REIMER: Ice is very tactile. You kind of can feel what's convex and concave with the ends of the tool because there's such a sharp point. It doesn't require a ton of visuals at all. There's a lot of feel involved.

PALMISANO: Riemer is on a guided ice climbing trip today with Paradox Sports, a Boulder based nonprofit that helps disabled people go climbing. Guide David Egan (ph) quotes one of his organization's founders.

DAVID EGAN: Show me what you got, and we'll go from there. So if I need to figure out how to get your tool onto your arm that doesn't have full function, we'll figure that out. If someone has - they're in a chair, we'll figure out how they can use their arms more.

PALMISANO: Egan says outside of the guardrails of safety, everything in adaptive climbing becomes creative. And the point is to have fun.

EGAN: We want them to walk away, wheel away, crutch away any way they go away with something accomplished. You know, it's all about empowerment.

PALMISANO: Climber Katy Nelson, who's 33, suffered a spinal cord injury falling through a set of stairs in 2021.

KATY NELSON: I was really fortunate that my injury is considered an incomplete spinal cord injury, so I have minimal paralysis.

PALMISANO: Nelson was a rock climber before her injury, and she helped disabled people learn that sport. Climbing helped her recover, she says.

NELSON: And last year, they finally conned me into ice climbing, and I immediately fell in love with it.

PALMISANO: Nelson credits the adaptive climbing community for helping her return to the sport she loves.

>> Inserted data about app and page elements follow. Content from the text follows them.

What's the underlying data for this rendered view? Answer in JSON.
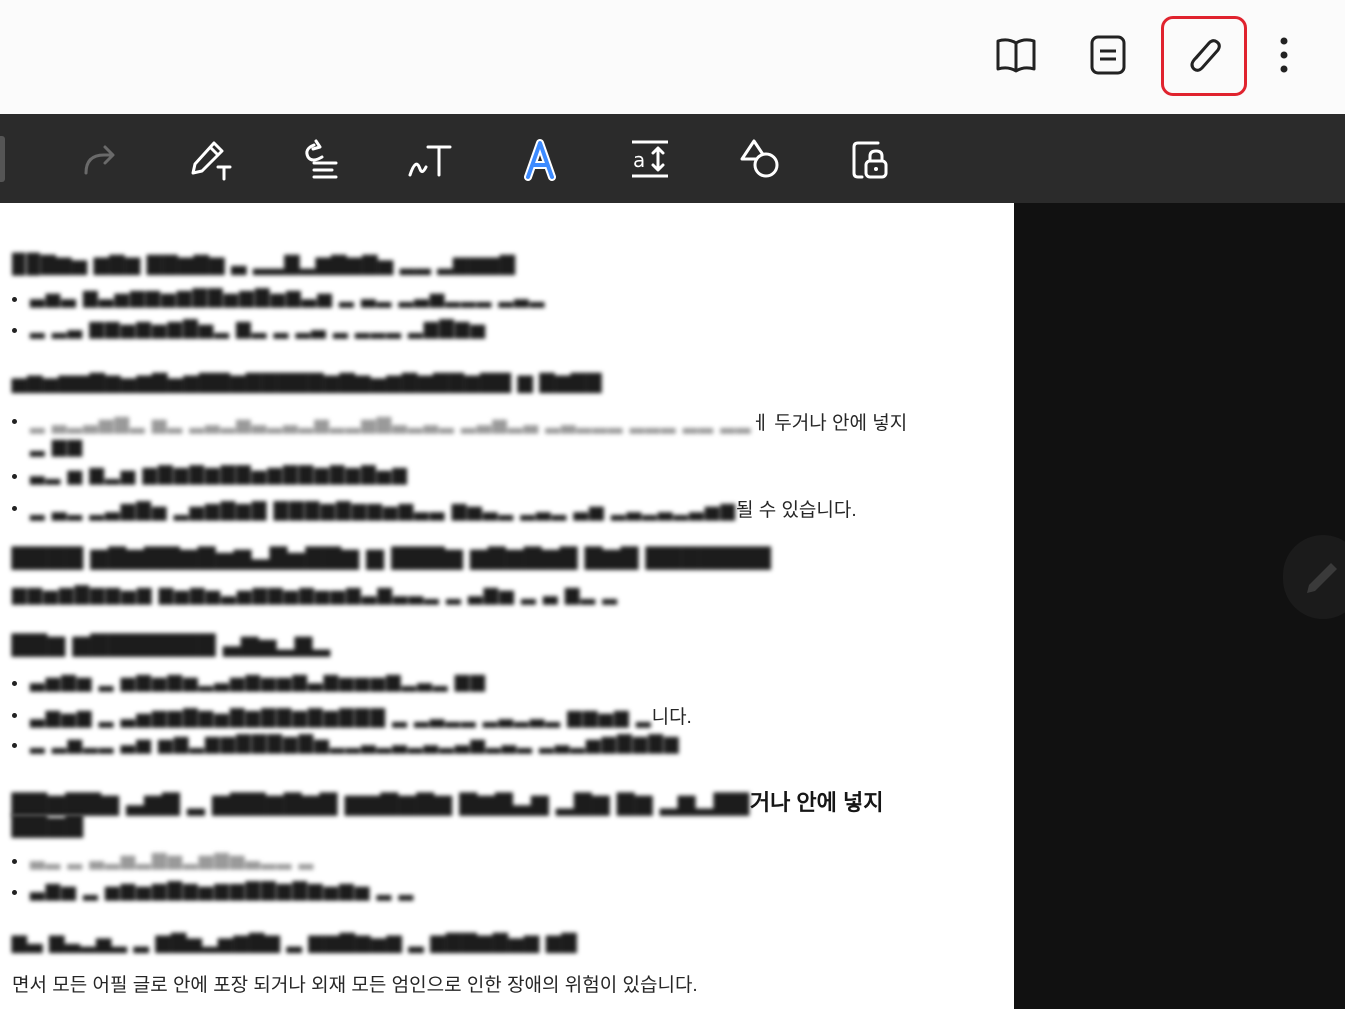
{
  "topbar": {
    "icons": [
      "book-icon",
      "note-icon",
      "paperclip-icon",
      "more-vert-icon"
    ]
  },
  "toolbar": {
    "icons": [
      "redo-icon",
      "pen-text-icon",
      "text-align-icon",
      "handwriting-icon",
      "text-style-a-icon",
      "text-spacing-icon",
      "shapes-icon",
      "lock-icon"
    ]
  },
  "document": {
    "heading1_visible": "",
    "bullets1": [
      "",
      ""
    ],
    "heading2_visible": "",
    "bullets2": [
      "ㅔ 두거나 안에 넣지",
      "",
      "될 수 있습니다."
    ],
    "heading3_visible": "",
    "line3_visible": "",
    "heading4_visible": "",
    "bullets4": [
      "",
      "니다.",
      ""
    ],
    "heading5_visible": "거나 안에 넣지",
    "bullets5": [
      "",
      ""
    ],
    "heading6_visible": "",
    "last_line": "면서 모든 어필 글로 안에 포장 되거나 외재 모든 엄인으로 인한 장애의 위험이 있습니다."
  },
  "colors": {
    "toolbar_bg": "#2b2b2b",
    "highlight_border": "#e0232e",
    "accent_blue": "#3d8bff"
  }
}
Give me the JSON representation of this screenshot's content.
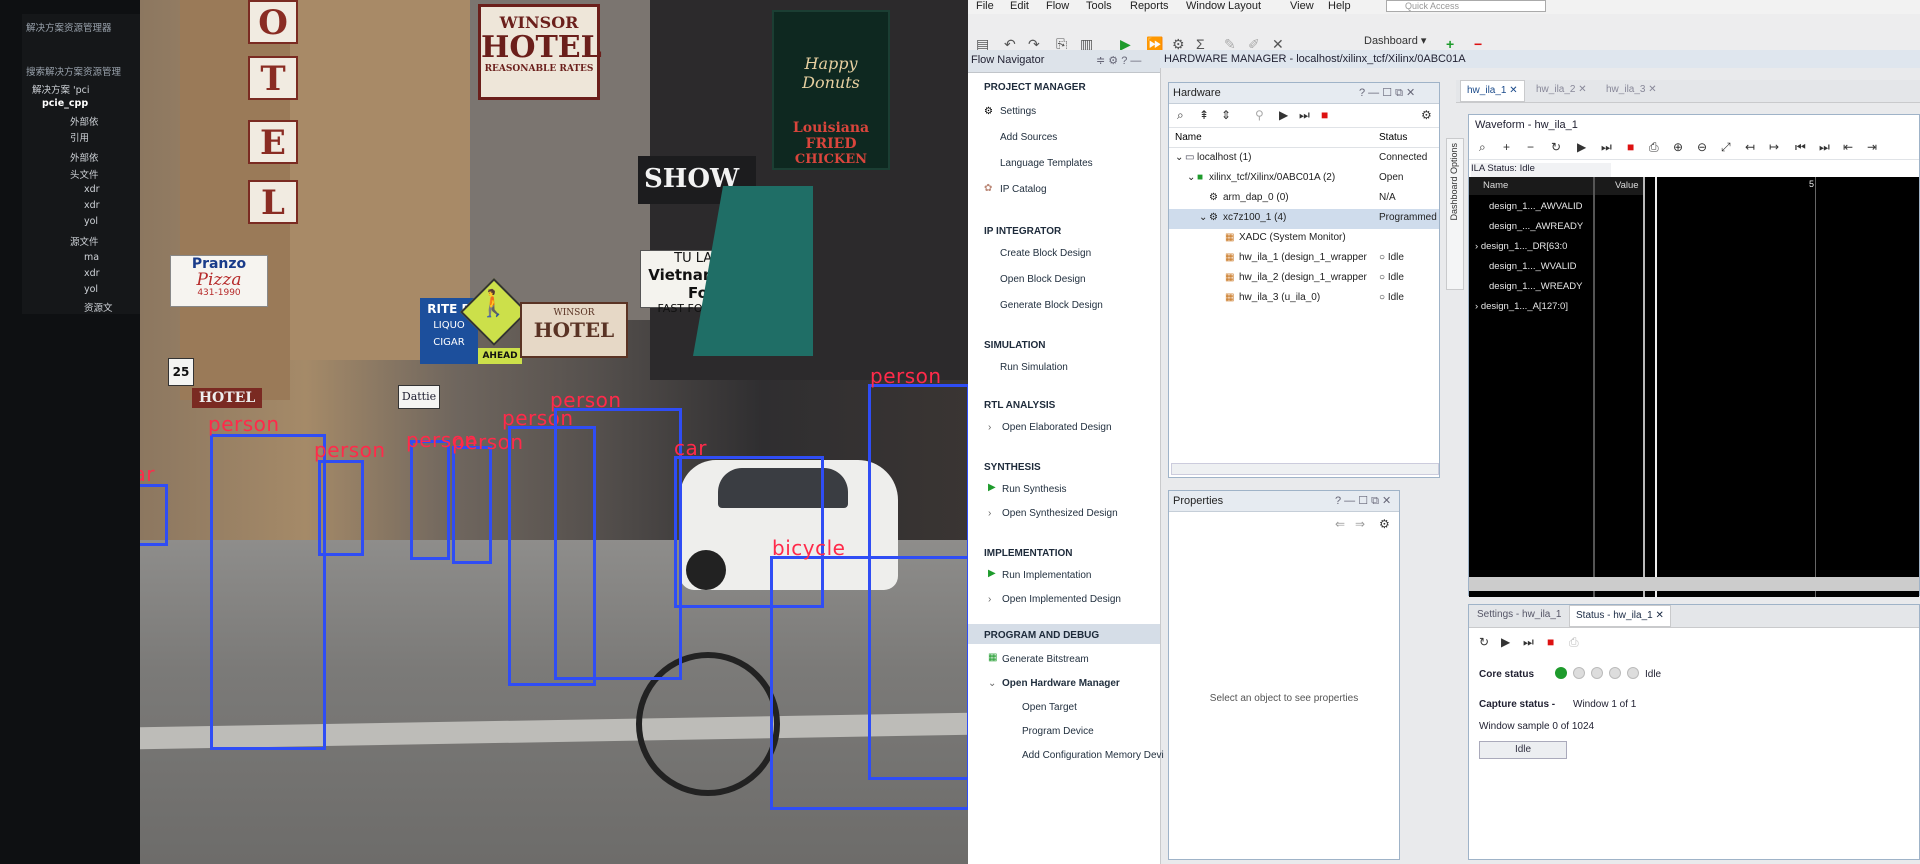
{
  "ide_tree": {
    "title": "解决方案资源管理器",
    "search": "搜索解决方案资源管理",
    "items": [
      "解决方案 'pci",
      "pcie_cpp",
      "外部依",
      "引用",
      "外部依",
      "头文件",
      "xdr",
      "xdr",
      "yol",
      "源文件",
      "ma",
      "xdr",
      "yol",
      "资源文"
    ]
  },
  "photo": {
    "signs": {
      "hotel_letters": [
        "O",
        "T",
        "E",
        "L"
      ],
      "winsor_top": "WINSOR",
      "hotel_big": "HOTEL",
      "reasonable": "REASONABLE RATES",
      "happy_donuts": "Happy Donuts",
      "louisiana": "Louisiana FRIED",
      "chicken": "CHICKEN",
      "show": "SHOW",
      "tu_lan": "TU LAN",
      "vietnamese": "Vietnamese Fo",
      "fast_food": "FAST FOOD TO",
      "pranzo": "Pranzo",
      "pizza": "Pizza",
      "phone": "431-1990",
      "rite": "RITE B",
      "liquor": "LIQUO",
      "cigar": "CIGAR",
      "winsor_small": "WINSOR",
      "hotel_small": "HOTEL",
      "ahead": "AHEAD",
      "hotel_vert": "HOTEL",
      "speed": "25",
      "dattie": "Dattie"
    },
    "detections": [
      "car",
      "person",
      "person",
      "person",
      "person",
      "person",
      "person",
      "car",
      "bicycle",
      "person"
    ]
  },
  "vivado": {
    "menu": [
      "File",
      "Edit",
      "Flow",
      "Tools",
      "Reports",
      "Window",
      "Layout",
      "View",
      "Help"
    ],
    "quick_access": "Quick Access",
    "dashboard_label": "Dashboard",
    "flow_navigator": {
      "title": "Flow Navigator",
      "sections": [
        {
          "title": "PROJECT MANAGER",
          "items": [
            "Settings",
            "Add Sources",
            "Language Templates",
            "IP Catalog"
          ]
        },
        {
          "title": "IP INTEGRATOR",
          "items": [
            "Create Block Design",
            "Open Block Design",
            "Generate Block Design"
          ]
        },
        {
          "title": "SIMULATION",
          "items": [
            "Run Simulation"
          ]
        },
        {
          "title": "RTL ANALYSIS",
          "items": [
            "Open Elaborated Design"
          ]
        },
        {
          "title": "SYNTHESIS",
          "items": [
            "Run Synthesis",
            "Open Synthesized Design"
          ]
        },
        {
          "title": "IMPLEMENTATION",
          "items": [
            "Run Implementation",
            "Open Implemented Design"
          ]
        },
        {
          "title": "PROGRAM AND DEBUG",
          "items": [
            "Generate Bitstream",
            "Open Hardware Manager",
            "Open Target",
            "Program Device",
            "Add Configuration Memory Devi"
          ]
        }
      ]
    },
    "hw_manager_title": "HARDWARE MANAGER - localhost/xilinx_tcf/Xilinx/0ABC01A",
    "hardware_panel": {
      "title": "Hardware",
      "col_name": "Name",
      "col_status": "Status",
      "rows": [
        {
          "name": "localhost (1)",
          "status": "Connected"
        },
        {
          "name": "xilinx_tcf/Xilinx/0ABC01A (2)",
          "status": "Open"
        },
        {
          "name": "arm_dap_0 (0)",
          "status": "N/A"
        },
        {
          "name": "xc7z100_1 (4)",
          "status": "Programmed"
        },
        {
          "name": "XADC (System Monitor)",
          "status": ""
        },
        {
          "name": "hw_ila_1 (design_1_wrapper",
          "status": "Idle"
        },
        {
          "name": "hw_ila_2 (design_1_wrapper",
          "status": "Idle"
        },
        {
          "name": "hw_ila_3 (u_ila_0)",
          "status": "Idle"
        }
      ]
    },
    "properties_panel": {
      "title": "Properties",
      "empty": "Select an object to see properties"
    },
    "dashboard_side": "Dashboard Options",
    "ila_tabs": [
      "hw_ila_1",
      "hw_ila_2",
      "hw_ila_3"
    ],
    "waveform": {
      "title": "Waveform - hw_ila_1",
      "ila_status": "ILA Status: Idle",
      "col_name": "Name",
      "col_value": "Value",
      "marker": "5",
      "signals": [
        "design_1..._AWVALID",
        "design_..._AWREADY",
        "design_1..._DR[63:0",
        "design_1..._WVALID",
        "design_1..._WREADY",
        "design_1..._A[127:0]"
      ]
    },
    "status_tabs": [
      "Settings - hw_ila_1",
      "Status - hw_ila_1"
    ],
    "status": {
      "core_status_label": "Core status",
      "core_status_value": "Idle",
      "capture_status_label": "Capture status -",
      "capture_status_value": "Window 1 of 1",
      "window_sample": "Window sample 0 of 1024",
      "idle_button": "Idle"
    }
  }
}
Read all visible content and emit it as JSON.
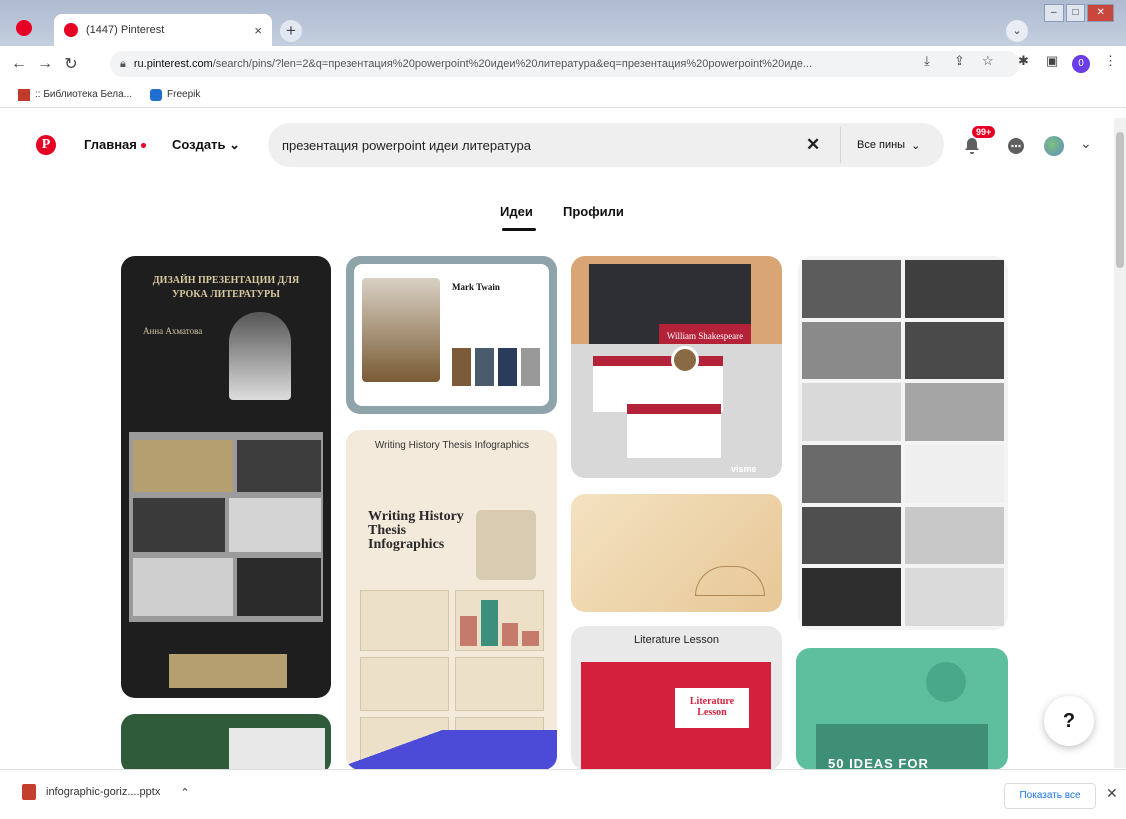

NELSON: Because I really, really wanted to get back outside and out doing the things that made my heart happy. I had that extra motivation to really, you know, do my PT and my homework and all that work that came with it.

PALMISANO: Nelson says her biggest takeaway has been to put her energy into what's most important to her. On this day, it's the community she found through ice climbing. For NPR News, I'm Laura Palmisano in Lake City, Colo. Transcript provided by NPR, Copyright NPR.

NPR transcripts are created on a rush deadline by an NPR contractor. This text may not be in its final form and may be updated or revised in the future. Accuracy and availability may vary. The authoritative record of NPR’s programming is the audio record.

Laura Palmisano
Laura is a senior reporter and producer for KVNF Community Radio. You may also on occasion hear her host Morning Edition and Local Motion on KVNF. Laura has worked at public radio and television stations in Phoenix and Tucson. Her work has aired on NPR, the BBC, Harvest Public Media and the Rocky Mountain Community Radio exchange. She was a 2015 fellow for the Institute for Justice & Journalism. Her fellowship project, a three-part series on the Karen refugee community in Delta, Colorado, received a regional Edward R. Murrow Award and an Award of Excellence from the Colorado Broadcasters Association. Laura also has experience as a videographer and video editor. She graduated summa cum laude from the Walter Cronkite School of Journalism at Arizona State University.